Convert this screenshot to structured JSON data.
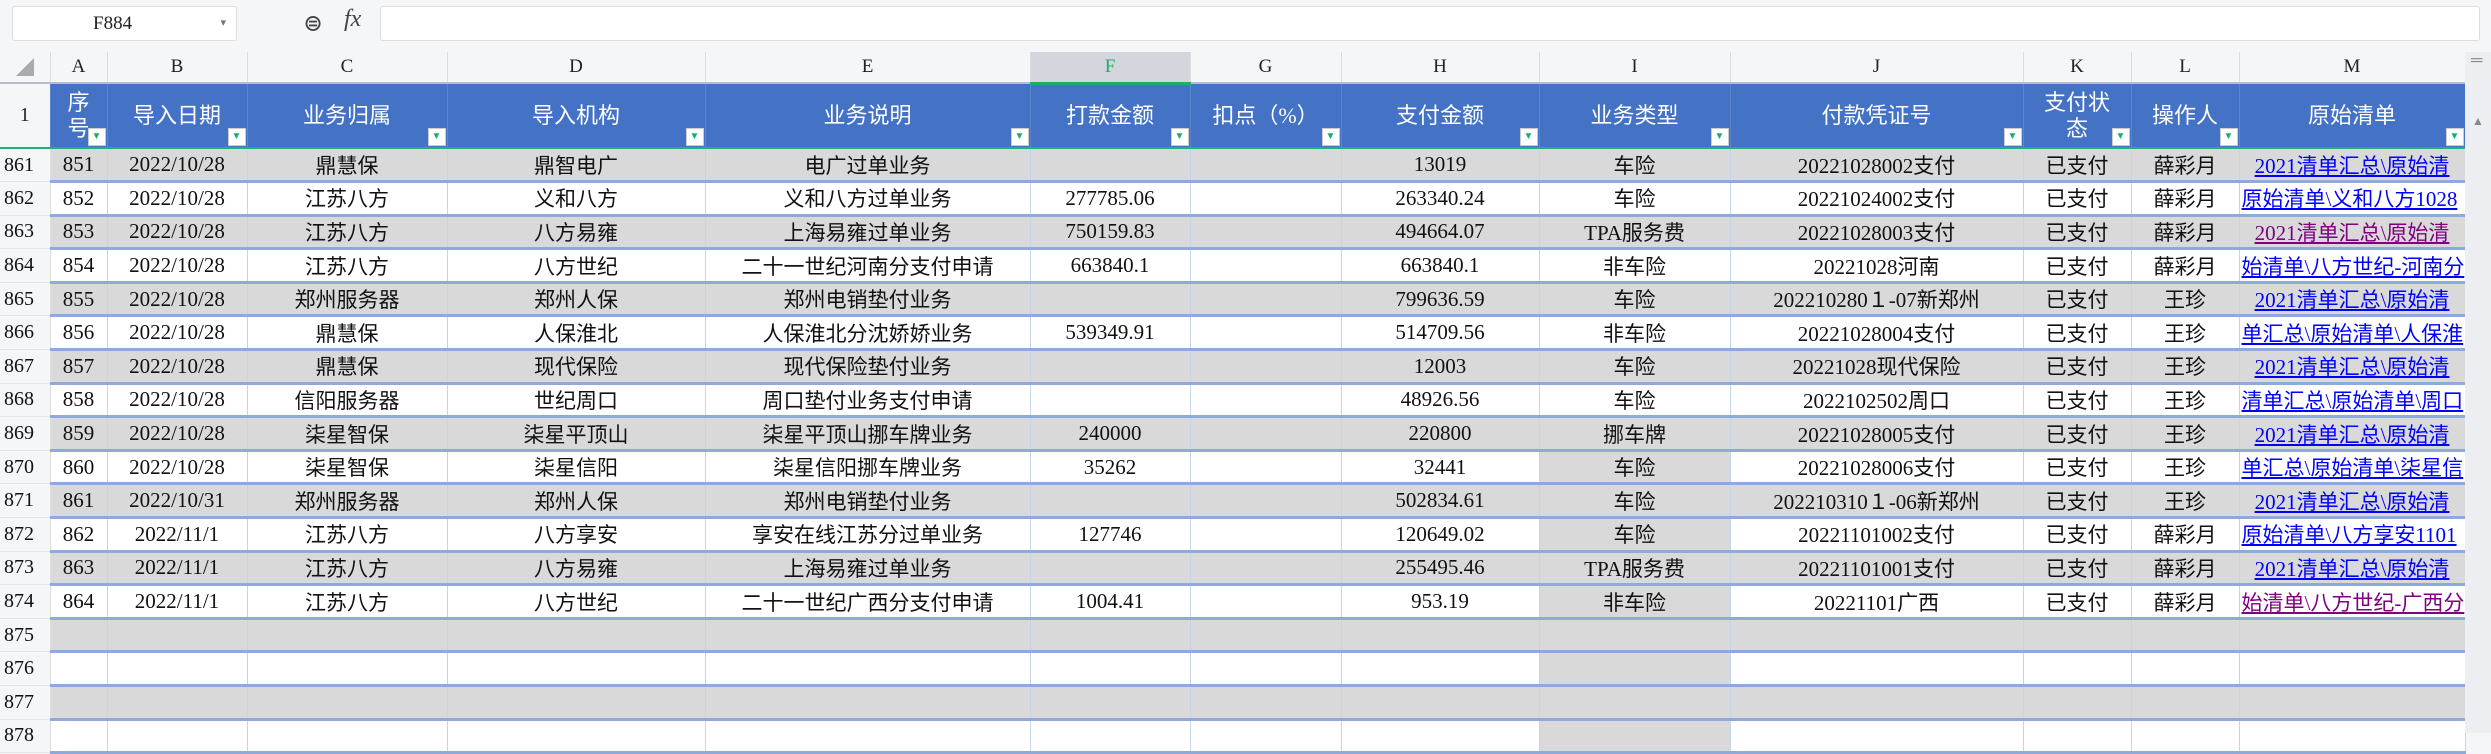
{
  "formula_bar": {
    "cell_ref": "F884",
    "fx_label": "fx",
    "formula": ""
  },
  "column_letters": [
    "A",
    "B",
    "C",
    "D",
    "E",
    "F",
    "G",
    "H",
    "I",
    "J",
    "K",
    "L",
    "M"
  ],
  "selected_column": "F",
  "header_row_number": "1",
  "headers": [
    "序号",
    "导入日期",
    "业务归属",
    "导入机构",
    "业务说明",
    "打款金额",
    "扣点（%）",
    "支付金额",
    "业务类型",
    "付款凭证号",
    "支付状态",
    "操作人",
    "原始清单"
  ],
  "rows": [
    {
      "n": "861",
      "cells": [
        "851",
        "2022/10/28",
        "鼎慧保",
        "鼎智电广",
        "电广过单业务",
        "",
        "",
        "13019",
        "车险",
        "20221028002支付",
        "已支付",
        "薛彩月",
        "2021清单汇总\\原始清"
      ],
      "visited": false
    },
    {
      "n": "862",
      "cells": [
        "852",
        "2022/10/28",
        "江苏八方",
        "义和八方",
        "义和八方过单业务",
        "277785.06",
        "",
        "263340.24",
        "车险",
        "20221024002支付",
        "已支付",
        "薛彩月",
        "原始清单\\义和八方1028"
      ],
      "visited": false
    },
    {
      "n": "863",
      "cells": [
        "853",
        "2022/10/28",
        "江苏八方",
        "八方易雍",
        "上海易雍过单业务",
        "750159.83",
        "",
        "494664.07",
        "TPA服务费",
        "20221028003支付",
        "已支付",
        "薛彩月",
        "2021清单汇总\\原始清"
      ],
      "visited": true
    },
    {
      "n": "864",
      "cells": [
        "854",
        "2022/10/28",
        "江苏八方",
        "八方世纪",
        "二十一世纪河南分支付申请",
        "663840.1",
        "",
        "663840.1",
        "非车险",
        "20221028河南",
        "已支付",
        "薛彩月",
        "始清单\\八方世纪-河南分"
      ],
      "visited": false
    },
    {
      "n": "865",
      "cells": [
        "855",
        "2022/10/28",
        "郑州服务器",
        "郑州人保",
        "郑州电销垫付业务",
        "",
        "",
        "799636.59",
        "车险",
        "202210280１-07新郑州",
        "已支付",
        "王珍",
        "2021清单汇总\\原始清"
      ],
      "visited": false
    },
    {
      "n": "866",
      "cells": [
        "856",
        "2022/10/28",
        "鼎慧保",
        "人保淮北",
        "人保淮北分沈娇娇业务",
        "539349.91",
        "",
        "514709.56",
        "非车险",
        "20221028004支付",
        "已支付",
        "王珍",
        "单汇总\\原始清单\\人保淮"
      ],
      "visited": false
    },
    {
      "n": "867",
      "cells": [
        "857",
        "2022/10/28",
        "鼎慧保",
        "现代保险",
        "现代保险垫付业务",
        "",
        "",
        "12003",
        "车险",
        "20221028现代保险",
        "已支付",
        "王珍",
        "2021清单汇总\\原始清"
      ],
      "visited": false
    },
    {
      "n": "868",
      "cells": [
        "858",
        "2022/10/28",
        "信阳服务器",
        "世纪周口",
        "周口垫付业务支付申请",
        "",
        "",
        "48926.56",
        "车险",
        "2022102502周口",
        "已支付",
        "王珍",
        "清单汇总\\原始清单\\周口"
      ],
      "visited": false
    },
    {
      "n": "869",
      "cells": [
        "859",
        "2022/10/28",
        "柒星智保",
        "柒星平顶山",
        "柒星平顶山挪车牌业务",
        "240000",
        "",
        "220800",
        "挪车牌",
        "20221028005支付",
        "已支付",
        "王珍",
        "2021清单汇总\\原始清"
      ],
      "visited": false
    },
    {
      "n": "870",
      "cells": [
        "860",
        "2022/10/28",
        "柒星智保",
        "柒星信阳",
        "柒星信阳挪车牌业务",
        "35262",
        "",
        "32441",
        "车险",
        "20221028006支付",
        "已支付",
        "王珍",
        "单汇总\\原始清单\\柒星信"
      ],
      "visited": false
    },
    {
      "n": "871",
      "cells": [
        "861",
        "2022/10/31",
        "郑州服务器",
        "郑州人保",
        "郑州电销垫付业务",
        "",
        "",
        "502834.61",
        "车险",
        "202210310１-06新郑州",
        "已支付",
        "王珍",
        "2021清单汇总\\原始清"
      ],
      "visited": false
    },
    {
      "n": "872",
      "cells": [
        "862",
        "2022/11/1",
        "江苏八方",
        "八方享安",
        "享安在线江苏分过单业务",
        "127746",
        "",
        "120649.02",
        "车险",
        "20221101002支付",
        "已支付",
        "薛彩月",
        "原始清单\\八方享安1101"
      ],
      "visited": false
    },
    {
      "n": "873",
      "cells": [
        "863",
        "2022/11/1",
        "江苏八方",
        "八方易雍",
        "上海易雍过单业务",
        "",
        "",
        "255495.46",
        "TPA服务费",
        "20221101001支付",
        "已支付",
        "薛彩月",
        "2021清单汇总\\原始清"
      ],
      "visited": false
    },
    {
      "n": "874",
      "cells": [
        "864",
        "2022/11/1",
        "江苏八方",
        "八方世纪",
        "二十一世纪广西分支付申请",
        "1004.41",
        "",
        "953.19",
        "非车险",
        "20221101广西",
        "已支付",
        "薛彩月",
        "始清单\\八方世纪-广西分"
      ],
      "visited": true
    },
    {
      "n": "875",
      "cells": [
        "",
        "",
        "",
        "",
        "",
        "",
        "",
        "",
        "",
        "",
        "",
        "",
        ""
      ],
      "visited": false
    },
    {
      "n": "876",
      "cells": [
        "",
        "",
        "",
        "",
        "",
        "",
        "",
        "",
        "",
        "",
        "",
        "",
        ""
      ],
      "visited": false
    },
    {
      "n": "877",
      "cells": [
        "",
        "",
        "",
        "",
        "",
        "",
        "",
        "",
        "",
        "",
        "",
        "",
        ""
      ],
      "visited": false
    },
    {
      "n": "878",
      "cells": [
        "",
        "",
        "",
        "",
        "",
        "",
        "",
        "",
        "",
        "",
        "",
        "",
        ""
      ],
      "visited": false
    }
  ],
  "colors": {
    "header_bg": "#4472c4",
    "stripe": "#d9d9d9",
    "row_border": "#8eaadb",
    "link": "#0000ff",
    "visited_link": "#800080",
    "accent": "#1fae6a"
  }
}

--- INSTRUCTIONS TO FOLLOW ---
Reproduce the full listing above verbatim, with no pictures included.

--- TASK SOLUTION ---
Convert this screenshot to structured JSON data.
{
  "formula_bar": {
    "cell_ref": "F884",
    "fx_label": "fx",
    "formula": ""
  },
  "column_letters": [
    "A",
    "B",
    "C",
    "D",
    "E",
    "F",
    "G",
    "H",
    "I",
    "J",
    "K",
    "L",
    "M"
  ],
  "selected_column": "F",
  "header_row_number": "1",
  "headers": [
    "序号",
    "导入日期",
    "业务归属",
    "导入机构",
    "业务说明",
    "打款金额",
    "扣点（%）",
    "支付金额",
    "业务类型",
    "付款凭证号",
    "支付状态",
    "操作人",
    "原始清单"
  ],
  "rows": [
    {
      "n": "861",
      "cells": [
        "851",
        "2022/10/28",
        "鼎慧保",
        "鼎智电广",
        "电广过单业务",
        "",
        "",
        "13019",
        "车险",
        "20221028002支付",
        "已支付",
        "薛彩月",
        "2021清单汇总\\原始清"
      ],
      "visited": false
    },
    {
      "n": "862",
      "cells": [
        "852",
        "2022/10/28",
        "江苏八方",
        "义和八方",
        "义和八方过单业务",
        "277785.06",
        "",
        "263340.24",
        "车险",
        "20221024002支付",
        "已支付",
        "薛彩月",
        "原始清单\\义和八方1028"
      ],
      "visited": false
    },
    {
      "n": "863",
      "cells": [
        "853",
        "2022/10/28",
        "江苏八方",
        "八方易雍",
        "上海易雍过单业务",
        "750159.83",
        "",
        "494664.07",
        "TPA服务费",
        "20221028003支付",
        "已支付",
        "薛彩月",
        "2021清单汇总\\原始清"
      ],
      "visited": true
    },
    {
      "n": "864",
      "cells": [
        "854",
        "2022/10/28",
        "江苏八方",
        "八方世纪",
        "二十一世纪河南分支付申请",
        "663840.1",
        "",
        "663840.1",
        "非车险",
        "20221028河南",
        "已支付",
        "薛彩月",
        "始清单\\八方世纪-河南分"
      ],
      "visited": false
    },
    {
      "n": "865",
      "cells": [
        "855",
        "2022/10/28",
        "郑州服务器",
        "郑州人保",
        "郑州电销垫付业务",
        "",
        "",
        "799636.59",
        "车险",
        "202210280１-07新郑州",
        "已支付",
        "王珍",
        "2021清单汇总\\原始清"
      ],
      "visited": false
    },
    {
      "n": "866",
      "cells": [
        "856",
        "2022/10/28",
        "鼎慧保",
        "人保淮北",
        "人保淮北分沈娇娇业务",
        "539349.91",
        "",
        "514709.56",
        "非车险",
        "20221028004支付",
        "已支付",
        "王珍",
        "单汇总\\原始清单\\人保淮"
      ],
      "visited": false
    },
    {
      "n": "867",
      "cells": [
        "857",
        "2022/10/28",
        "鼎慧保",
        "现代保险",
        "现代保险垫付业务",
        "",
        "",
        "12003",
        "车险",
        "20221028现代保险",
        "已支付",
        "王珍",
        "2021清单汇总\\原始清"
      ],
      "visited": false
    },
    {
      "n": "868",
      "cells": [
        "858",
        "2022/10/28",
        "信阳服务器",
        "世纪周口",
        "周口垫付业务支付申请",
        "",
        "",
        "48926.56",
        "车险",
        "2022102502周口",
        "已支付",
        "王珍",
        "清单汇总\\原始清单\\周口"
      ],
      "visited": false
    },
    {
      "n": "869",
      "cells": [
        "859",
        "2022/10/28",
        "柒星智保",
        "柒星平顶山",
        "柒星平顶山挪车牌业务",
        "240000",
        "",
        "220800",
        "挪车牌",
        "20221028005支付",
        "已支付",
        "王珍",
        "2021清单汇总\\原始清"
      ],
      "visited": false
    },
    {
      "n": "870",
      "cells": [
        "860",
        "2022/10/28",
        "柒星智保",
        "柒星信阳",
        "柒星信阳挪车牌业务",
        "35262",
        "",
        "32441",
        "车险",
        "20221028006支付",
        "已支付",
        "王珍",
        "单汇总\\原始清单\\柒星信"
      ],
      "visited": false
    },
    {
      "n": "871",
      "cells": [
        "861",
        "2022/10/31",
        "郑州服务器",
        "郑州人保",
        "郑州电销垫付业务",
        "",
        "",
        "502834.61",
        "车险",
        "202210310１-06新郑州",
        "已支付",
        "王珍",
        "2021清单汇总\\原始清"
      ],
      "visited": false
    },
    {
      "n": "872",
      "cells": [
        "862",
        "2022/11/1",
        "江苏八方",
        "八方享安",
        "享安在线江苏分过单业务",
        "127746",
        "",
        "120649.02",
        "车险",
        "20221101002支付",
        "已支付",
        "薛彩月",
        "原始清单\\八方享安1101"
      ],
      "visited": false
    },
    {
      "n": "873",
      "cells": [
        "863",
        "2022/11/1",
        "江苏八方",
        "八方易雍",
        "上海易雍过单业务",
        "",
        "",
        "255495.46",
        "TPA服务费",
        "20221101001支付",
        "已支付",
        "薛彩月",
        "2021清单汇总\\原始清"
      ],
      "visited": false
    },
    {
      "n": "874",
      "cells": [
        "864",
        "2022/11/1",
        "江苏八方",
        "八方世纪",
        "二十一世纪广西分支付申请",
        "1004.41",
        "",
        "953.19",
        "非车险",
        "20221101广西",
        "已支付",
        "薛彩月",
        "始清单\\八方世纪-广西分"
      ],
      "visited": true
    },
    {
      "n": "875",
      "cells": [
        "",
        "",
        "",
        "",
        "",
        "",
        "",
        "",
        "",
        "",
        "",
        "",
        ""
      ],
      "visited": false
    },
    {
      "n": "876",
      "cells": [
        "",
        "",
        "",
        "",
        "",
        "",
        "",
        "",
        "",
        "",
        "",
        "",
        ""
      ],
      "visited": false
    },
    {
      "n": "877",
      "cells": [
        "",
        "",
        "",
        "",
        "",
        "",
        "",
        "",
        "",
        "",
        "",
        "",
        ""
      ],
      "visited": false
    },
    {
      "n": "878",
      "cells": [
        "",
        "",
        "",
        "",
        "",
        "",
        "",
        "",
        "",
        "",
        "",
        "",
        ""
      ],
      "visited": false
    }
  ],
  "colors": {
    "header_bg": "#4472c4",
    "stripe": "#d9d9d9",
    "row_border": "#8eaadb",
    "link": "#0000ff",
    "visited_link": "#800080",
    "accent": "#1fae6a"
  }
}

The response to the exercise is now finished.